During 2018, the council secured an extra £6.7m through competitive applications to external grant funds. Most of this was from the EU, about half of it from our successful bid to the Community-Led Local Development Programme, to fund employment and community development projects in the most deprived parts of Hastings and Bexhill. These projects are currently being commissioned, and will commence during the coming year. Our Fisheries Local Action Group EU funding has provided over a million pounds for projects to benefit the local fishery, the Coastal Communities UK government fund provided business start-up units in Rock House and improvements to the seafront (some still to be installed), and new funding from the EU ‘Desti-Smart’ programme will pay for research and development for sustainable transport systems, including the long-awaited ‘minitram’ along the seafront.
Our successful bid to a government fund to help reduce rough sleeping means we’re developing a ‘housing first’ initiative for rough sleepers, getting them into temporary accommodation where their needs can be assessed and intensive support provided.
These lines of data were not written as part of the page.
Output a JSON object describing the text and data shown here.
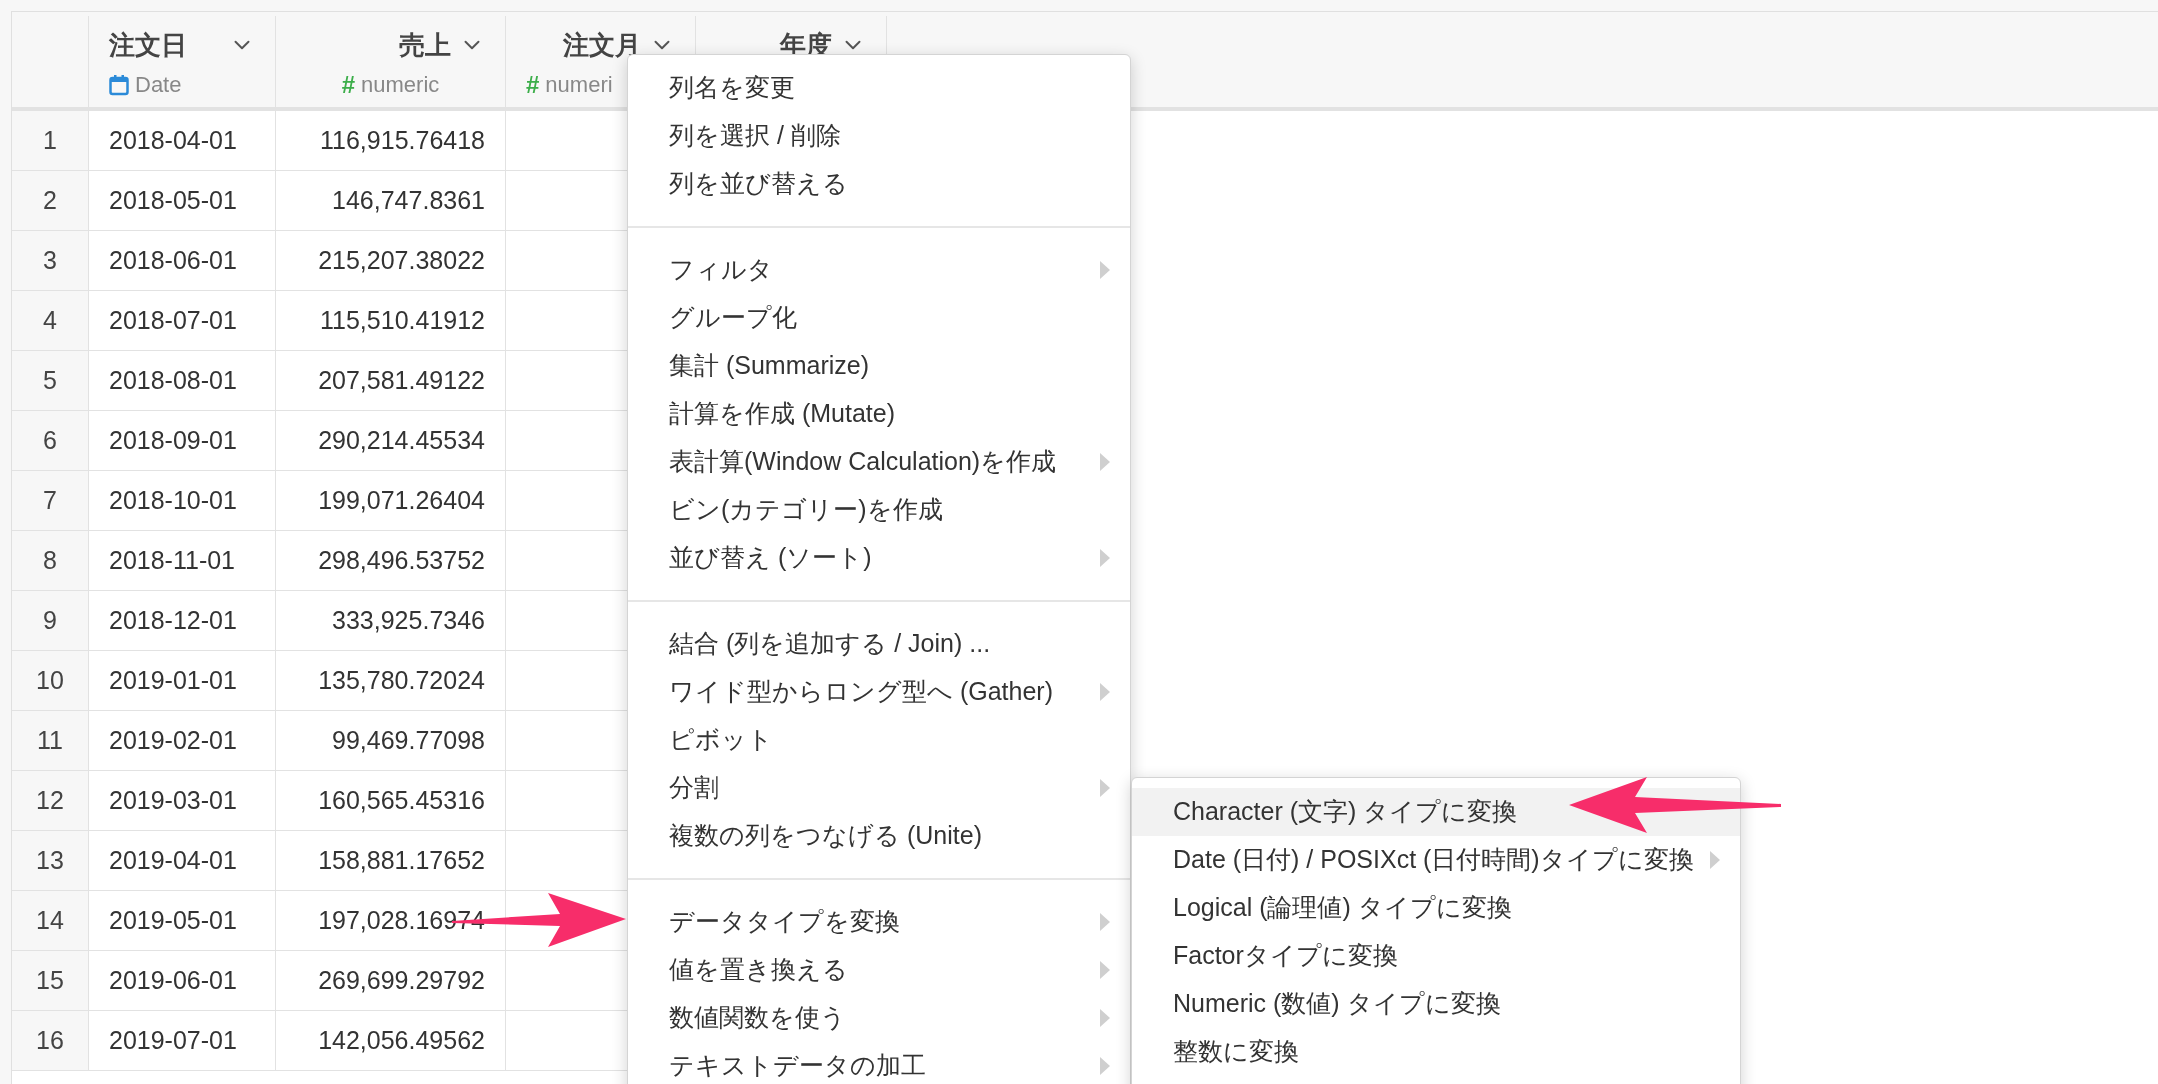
{
  "table": {
    "columns": [
      {
        "title": "注文日",
        "type": {
          "kind": "date",
          "label": "Date"
        }
      },
      {
        "title": "売上",
        "type": {
          "kind": "numeric",
          "symbol": "#",
          "label": "numeric"
        }
      },
      {
        "title": "注文月",
        "type": {
          "kind": "numeric",
          "symbol": "#",
          "label": "numeri"
        }
      },
      {
        "title": "年度"
      }
    ],
    "rows": [
      {
        "number": "1",
        "cells": [
          "2018-04-01",
          "116,915.76418"
        ]
      },
      {
        "number": "2",
        "cells": [
          "2018-05-01",
          "146,747.8361"
        ]
      },
      {
        "number": "3",
        "cells": [
          "2018-06-01",
          "215,207.38022"
        ]
      },
      {
        "number": "4",
        "cells": [
          "2018-07-01",
          "115,510.41912"
        ]
      },
      {
        "number": "5",
        "cells": [
          "2018-08-01",
          "207,581.49122"
        ]
      },
      {
        "number": "6",
        "cells": [
          "2018-09-01",
          "290,214.45534"
        ]
      },
      {
        "number": "7",
        "cells": [
          "2018-10-01",
          "199,071.26404"
        ]
      },
      {
        "number": "8",
        "cells": [
          "2018-11-01",
          "298,496.53752"
        ]
      },
      {
        "number": "9",
        "cells": [
          "2018-12-01",
          "333,925.7346"
        ]
      },
      {
        "number": "10",
        "cells": [
          "2019-01-01",
          "135,780.72024"
        ]
      },
      {
        "number": "11",
        "cells": [
          "2019-02-01",
          "99,469.77098"
        ]
      },
      {
        "number": "12",
        "cells": [
          "2019-03-01",
          "160,565.45316"
        ]
      },
      {
        "number": "13",
        "cells": [
          "2019-04-01",
          "158,881.17652"
        ]
      },
      {
        "number": "14",
        "cells": [
          "2019-05-01",
          "197,028.16974"
        ]
      },
      {
        "number": "15",
        "cells": [
          "2019-06-01",
          "269,699.29792"
        ]
      },
      {
        "number": "16",
        "cells": [
          "2019-07-01",
          "142,056.49562"
        ]
      }
    ]
  },
  "menu": {
    "groups": [
      [
        {
          "label": "列名を変更",
          "submenu": false
        },
        {
          "label": "列を選択 / 削除",
          "submenu": false
        },
        {
          "label": "列を並び替える",
          "submenu": false
        }
      ],
      [
        {
          "label": "フィルタ",
          "submenu": true
        },
        {
          "label": "グループ化",
          "submenu": false
        },
        {
          "label": "集計 (Summarize)",
          "submenu": false
        },
        {
          "label": "計算を作成 (Mutate)",
          "submenu": false
        },
        {
          "label": "表計算(Window Calculation)を作成",
          "submenu": true
        },
        {
          "label": "ビン(カテゴリー)を作成",
          "submenu": false
        },
        {
          "label": "並び替え (ソート)",
          "submenu": true
        }
      ],
      [
        {
          "label": "結合 (列を追加する / Join) ...",
          "submenu": false
        },
        {
          "label": "ワイド型からロング型へ (Gather)",
          "submenu": true
        },
        {
          "label": "ピボット",
          "submenu": false
        },
        {
          "label": "分割",
          "submenu": true
        },
        {
          "label": "複数の列をつなげる (Unite)",
          "submenu": false
        }
      ],
      [
        {
          "label": "データタイプを変換",
          "submenu": true
        },
        {
          "label": "値を置き換える",
          "submenu": true
        },
        {
          "label": "数値関数を使う",
          "submenu": true
        },
        {
          "label": "テキストデータの加工",
          "submenu": true
        }
      ]
    ]
  },
  "submenu": {
    "items": [
      {
        "label": "Character (文字) タイプに変換",
        "submenu": false,
        "selected": true
      },
      {
        "label": "Date (日付) / POSIXct (日付時間)タイプに変換",
        "submenu": true,
        "selected": false
      },
      {
        "label": "Logical (論理値) タイプに変換",
        "submenu": false,
        "selected": false
      },
      {
        "label": "Factorタイプに変換",
        "submenu": false,
        "selected": false
      },
      {
        "label": "Numeric (数値) タイプに変換",
        "submenu": false,
        "selected": false
      },
      {
        "label": "整数に変換",
        "submenu": false,
        "selected": false
      }
    ]
  }
}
Six rough sleepers have already been provided with temporary accommodation and assessment, with two of them now in permanent homes.
And we’re putting more bids in of course, including funds to boost creative and cultural activities, and a major new government fund to improve town centres.
As well as these external funds, there are self-funding schemes we’ve embarked on. The biggest of these is the private sector housing licensing scheme, which has led to big improvements in the standards of private rented housing. Over 7,000 private rented homes have now been licensed, with increasing numbers of successful prosecutions carried out against recalcitrant landlords.
There are redevelopment schemes in the pipeline too, which can be funded from income generated or homes sold. These include our 2018 manifesto commitments to the redevelop of West Marina for mixed housing and leisure use, and the White Rock and Bohemia area project to provide a new leisure centre, new performance venue, new pleasure gardens, and housing.
We’ll also be revising our local plan. This is something we have to do, but will be linked to producing an ‘Area Action Plan’ for White Rock and the Town Centre, as well as delivering our commitment to tackle climate change by identifying new sites for sustainable energy generation and introducing new planning policies to require more stringent standards for energy efficiency in new homes.
And there’s much more - so it’s not all bad news. These are challenging times, but we’ll keep up our record of winning extra funds for Hastings, and using whatever methods we can to continue to regenerate our borough, help those in the greatest need, and boost the local economy.